Dataset

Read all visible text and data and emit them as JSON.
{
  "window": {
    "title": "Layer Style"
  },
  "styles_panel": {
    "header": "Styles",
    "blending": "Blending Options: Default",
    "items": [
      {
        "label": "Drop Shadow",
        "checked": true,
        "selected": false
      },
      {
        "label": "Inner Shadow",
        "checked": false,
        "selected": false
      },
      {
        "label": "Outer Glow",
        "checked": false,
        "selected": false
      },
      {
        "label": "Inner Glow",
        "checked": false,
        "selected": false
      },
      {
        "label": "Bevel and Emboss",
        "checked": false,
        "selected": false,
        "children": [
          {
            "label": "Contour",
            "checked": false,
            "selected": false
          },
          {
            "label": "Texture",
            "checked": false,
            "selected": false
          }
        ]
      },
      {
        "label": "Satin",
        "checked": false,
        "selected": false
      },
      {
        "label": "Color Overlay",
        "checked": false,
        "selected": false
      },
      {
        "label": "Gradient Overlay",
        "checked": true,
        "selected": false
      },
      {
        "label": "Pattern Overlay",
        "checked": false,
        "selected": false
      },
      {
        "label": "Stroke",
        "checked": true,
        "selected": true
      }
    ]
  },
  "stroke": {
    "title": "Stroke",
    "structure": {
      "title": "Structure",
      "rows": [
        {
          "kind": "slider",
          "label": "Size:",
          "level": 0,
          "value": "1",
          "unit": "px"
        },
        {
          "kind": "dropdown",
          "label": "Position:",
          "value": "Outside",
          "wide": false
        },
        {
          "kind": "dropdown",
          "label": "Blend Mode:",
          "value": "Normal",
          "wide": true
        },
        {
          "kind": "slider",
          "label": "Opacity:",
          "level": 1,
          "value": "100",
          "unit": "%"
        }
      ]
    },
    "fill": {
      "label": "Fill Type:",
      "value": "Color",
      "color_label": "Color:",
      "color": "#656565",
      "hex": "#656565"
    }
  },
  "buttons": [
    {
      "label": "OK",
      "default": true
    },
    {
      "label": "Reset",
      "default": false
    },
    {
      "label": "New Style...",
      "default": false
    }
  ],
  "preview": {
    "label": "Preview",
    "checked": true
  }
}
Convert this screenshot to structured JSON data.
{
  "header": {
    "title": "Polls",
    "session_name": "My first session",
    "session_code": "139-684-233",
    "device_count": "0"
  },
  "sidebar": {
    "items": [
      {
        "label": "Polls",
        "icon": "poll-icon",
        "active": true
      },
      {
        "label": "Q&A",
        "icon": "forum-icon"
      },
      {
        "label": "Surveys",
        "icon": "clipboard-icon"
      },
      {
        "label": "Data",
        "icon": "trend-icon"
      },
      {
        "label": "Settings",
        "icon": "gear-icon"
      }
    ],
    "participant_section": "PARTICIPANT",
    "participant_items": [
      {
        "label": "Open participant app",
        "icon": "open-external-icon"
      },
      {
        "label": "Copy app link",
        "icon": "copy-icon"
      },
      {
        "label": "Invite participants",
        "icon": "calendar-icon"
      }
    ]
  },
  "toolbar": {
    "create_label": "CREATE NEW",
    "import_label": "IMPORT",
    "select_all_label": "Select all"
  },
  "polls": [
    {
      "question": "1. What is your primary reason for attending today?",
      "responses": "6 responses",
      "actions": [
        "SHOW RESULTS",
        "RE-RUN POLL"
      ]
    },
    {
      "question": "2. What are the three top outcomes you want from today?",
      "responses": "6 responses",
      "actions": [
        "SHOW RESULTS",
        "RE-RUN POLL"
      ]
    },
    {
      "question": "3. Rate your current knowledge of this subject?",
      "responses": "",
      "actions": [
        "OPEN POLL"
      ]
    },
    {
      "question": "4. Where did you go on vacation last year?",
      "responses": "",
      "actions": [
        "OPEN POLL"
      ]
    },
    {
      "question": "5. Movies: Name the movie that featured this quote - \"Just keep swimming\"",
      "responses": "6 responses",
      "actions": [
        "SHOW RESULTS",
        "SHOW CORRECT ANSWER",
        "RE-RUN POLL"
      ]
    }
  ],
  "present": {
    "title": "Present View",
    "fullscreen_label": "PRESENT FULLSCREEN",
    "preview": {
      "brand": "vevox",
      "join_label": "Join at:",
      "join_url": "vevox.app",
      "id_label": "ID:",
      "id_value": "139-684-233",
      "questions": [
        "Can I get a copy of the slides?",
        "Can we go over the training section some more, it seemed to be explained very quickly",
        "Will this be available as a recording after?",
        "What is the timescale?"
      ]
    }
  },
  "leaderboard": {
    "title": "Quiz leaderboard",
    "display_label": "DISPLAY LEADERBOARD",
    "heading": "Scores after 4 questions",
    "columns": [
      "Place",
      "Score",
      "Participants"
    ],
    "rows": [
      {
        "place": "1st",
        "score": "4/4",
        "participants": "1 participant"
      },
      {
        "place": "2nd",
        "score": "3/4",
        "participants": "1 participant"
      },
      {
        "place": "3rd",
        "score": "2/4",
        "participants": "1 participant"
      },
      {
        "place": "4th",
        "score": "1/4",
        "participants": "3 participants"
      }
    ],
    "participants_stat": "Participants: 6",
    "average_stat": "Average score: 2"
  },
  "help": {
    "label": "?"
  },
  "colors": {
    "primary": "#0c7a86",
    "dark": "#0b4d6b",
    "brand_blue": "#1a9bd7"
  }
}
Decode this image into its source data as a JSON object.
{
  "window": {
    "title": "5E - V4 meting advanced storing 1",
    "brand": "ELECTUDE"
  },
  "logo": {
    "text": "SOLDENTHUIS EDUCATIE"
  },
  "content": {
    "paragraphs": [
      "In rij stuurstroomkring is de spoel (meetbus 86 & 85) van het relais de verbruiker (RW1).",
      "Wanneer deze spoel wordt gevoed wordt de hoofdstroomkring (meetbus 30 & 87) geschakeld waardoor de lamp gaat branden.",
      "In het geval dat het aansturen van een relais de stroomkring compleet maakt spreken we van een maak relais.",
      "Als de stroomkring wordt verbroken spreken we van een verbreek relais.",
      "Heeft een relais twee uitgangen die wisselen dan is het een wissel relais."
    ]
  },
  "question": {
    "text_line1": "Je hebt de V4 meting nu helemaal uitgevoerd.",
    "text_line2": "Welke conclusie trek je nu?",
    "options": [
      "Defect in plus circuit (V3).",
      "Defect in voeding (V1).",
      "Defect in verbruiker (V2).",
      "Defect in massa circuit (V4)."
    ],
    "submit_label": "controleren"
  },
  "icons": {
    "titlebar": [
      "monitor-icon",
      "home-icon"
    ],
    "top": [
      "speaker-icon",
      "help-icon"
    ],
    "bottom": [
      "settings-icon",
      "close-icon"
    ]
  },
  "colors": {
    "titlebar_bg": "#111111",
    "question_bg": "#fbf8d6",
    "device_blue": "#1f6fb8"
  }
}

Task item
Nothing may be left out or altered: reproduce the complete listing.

Task solution
Read all visible text and data and emit them as JSON.
{
  "window": {
    "title": "Layer Style"
  },
  "styles_panel": {
    "header": "Styles",
    "blending": "Blending Options: Default",
    "items": [
      {
        "label": "Drop Shadow",
        "checked": true,
        "selected": false
      },
      {
        "label": "Inner Shadow",
        "checked": false,
        "selected": false
      },
      {
        "label": "Outer Glow",
        "checked": false,
        "selected": false
      },
      {
        "label": "Inner Glow",
        "checked": false,
        "selected": false
      },
      {
        "label": "Bevel and Emboss",
        "checked": false,
        "selected": false,
        "children": [
          {
            "label": "Contour",
            "checked": false,
            "selected": false
          },
          {
            "label": "Texture",
            "checked": false,
            "selected": false
          }
        ]
      },
      {
        "label": "Satin",
        "checked": false,
        "selected": false
      },
      {
        "label": "Color Overlay",
        "checked": false,
        "selected": false
      },
      {
        "label": "Gradient Overlay",
        "checked": true,
        "selected": false
      },
      {
        "label": "Pattern Overlay",
        "checked": false,
        "selected": false
      },
      {
        "label": "Stroke",
        "checked": true,
        "selected": true
      }
    ]
  },
  "stroke": {
    "title": "Stroke",
    "structure": {
      "title": "Structure",
      "rows": [
        {
          "kind": "slider",
          "label": "Size:",
          "level": 0,
          "value": "1",
          "unit": "px"
        },
        {
          "kind": "dropdown",
          "label": "Position:",
          "value": "Outside",
          "wide": false
        },
        {
          "kind": "dropdown",
          "label": "Blend Mode:",
          "value": "Normal",
          "wide": true
        },
        {
          "kind": "slider",
          "label": "Opacity:",
          "level": 1,
          "value": "100",
          "unit": "%"
        }
      ]
    },
    "fill": {
      "label": "Fill Type:",
      "value": "Color",
      "color_label": "Color:",
      "color": "#656565",
      "hex": "#656565"
    }
  },
  "buttons": [
    {
      "label": "OK",
      "default": true
    },
    {
      "label": "Reset",
      "default": false
    },
    {
      "label": "New Style...",
      "default": false
    }
  ],
  "preview": {
    "label": "Preview",
    "checked": true
  }
}
Convert this screenshot to structured JSON data.
{
  "header": {
    "title": "Polls",
    "session_name": "My first session",
    "session_code": "139-684-233",
    "device_count": "0"
  },
  "sidebar": {
    "items": [
      {
        "label": "Polls",
        "icon": "poll-icon",
        "active": true
      },
      {
        "label": "Q&A",
        "icon": "forum-icon"
      },
      {
        "label": "Surveys",
        "icon": "clipboard-icon"
      },
      {
        "label": "Data",
        "icon": "trend-icon"
      },
      {
        "label": "Settings",
        "icon": "gear-icon"
      }
    ],
    "participant_section": "PARTICIPANT",
    "participant_items": [
      {
        "label": "Open participant app",
        "icon": "open-external-icon"
      },
      {
        "label": "Copy app link",
        "icon": "copy-icon"
      },
      {
        "label": "Invite participants",
        "icon": "calendar-icon"
      }
    ]
  },
  "toolbar": {
    "create_label": "CREATE NEW",
    "import_label": "IMPORT",
    "select_all_label": "Select all"
  },
  "polls": [
    {
      "question": "1. What is your primary reason for attending today?",
      "responses": "6 responses",
      "actions": [
        "SHOW RESULTS",
        "RE-RUN POLL"
      ]
    },
    {
      "question": "2. What are the three top outcomes you want from today?",
      "responses": "6 responses",
      "actions": [
        "SHOW RESULTS",
        "RE-RUN POLL"
      ]
    },
    {
      "question": "3. Rate your current knowledge of this subject?",
      "responses": "",
      "actions": [
        "OPEN POLL"
      ]
    },
    {
      "question": "4. Where did you go on vacation last year?",
      "responses": "",
      "actions": [
        "OPEN POLL"
      ]
    },
    {
      "question": "5. Movies: Name the movie that featured this quote - \"Just keep swimming\"",
      "responses": "6 responses",
      "actions": [
        "SHOW RESULTS",
        "SHOW CORRECT ANSWER",
        "RE-RUN POLL"
      ]
    }
  ],
  "present": {
    "title": "Present View",
    "fullscreen_label": "PRESENT FULLSCREEN",
    "preview": {
      "brand": "vevox",
      "join_label": "Join at:",
      "join_url": "vevox.app",
      "id_label": "ID:",
      "id_value": "139-684-233",
      "questions": [
        "Can I get a copy of the slides?",
        "Can we go over the training section some more, it seemed to be explained very quickly",
        "Will this be available as a recording after?",
        "What is the timescale?"
      ]
    }
  },
  "leaderboard": {
    "title": "Quiz leaderboard",
    "display_label": "DISPLAY LEADERBOARD",
    "heading": "Scores after 4 questions",
    "columns": [
      "Place",
      "Score",
      "Participants"
    ],
    "rows": [
      {
        "place": "1st",
        "score": "4/4",
        "participants": "1 participant"
      },
      {
        "place": "2nd",
        "score": "3/4",
        "participants": "1 participant"
      },
      {
        "place": "3rd",
        "score": "2/4",
        "participants": "1 participant"
      },
      {
        "place": "4th",
        "score": "1/4",
        "participants": "3 participants"
      }
    ],
    "participants_stat": "Participants: 6",
    "average_stat": "Average score: 2"
  },
  "help": {
    "label": "?"
  },
  "colors": {
    "primary": "#0c7a86",
    "dark": "#0b4d6b",
    "brand_blue": "#1a9bd7"
  }
}
Decode this image into its source data as a JSON object.
{
  "window": {
    "title": "5E - V4 meting advanced storing 1",
    "brand": "ELECTUDE"
  },
  "logo": {
    "text": "SOLDENTHUIS EDUCATIE"
  },
  "content": {
    "paragraphs": [
      "In rij stuurstroomkring is de spoel (meetbus 86 & 85) van het relais de verbruiker (RW1).",
      "Wanneer deze spoel wordt gevoed wordt de hoofdstroomkring (meetbus 30 & 87) geschakeld waardoor de lamp gaat branden.",
      "In het geval dat het aansturen van een relais de stroomkring compleet maakt spreken we van een maak relais.",
      "Als de stroomkring wordt verbroken spreken we van een verbreek relais.",
      "Heeft een relais twee uitgangen die wisselen dan is het een wissel relais."
    ]
  },
  "question": {
    "text_line1": "Je hebt de V4 meting nu helemaal uitgevoerd.",
    "text_line2": "Welke conclusie trek je nu?",
    "options": [
      "Defect in plus circuit (V3).",
      "Defect in voeding (V1).",
      "Defect in verbruiker (V2).",
      "Defect in massa circuit (V4)."
    ],
    "submit_label": "controleren"
  },
  "icons": {
    "titlebar": [
      "monitor-icon",
      "home-icon"
    ],
    "top": [
      "speaker-icon",
      "help-icon"
    ],
    "bottom": [
      "settings-icon",
      "close-icon"
    ]
  },
  "colors": {
    "titlebar_bg": "#111111",
    "question_bg": "#fbf8d6",
    "device_blue": "#1f6fb8"
  }
}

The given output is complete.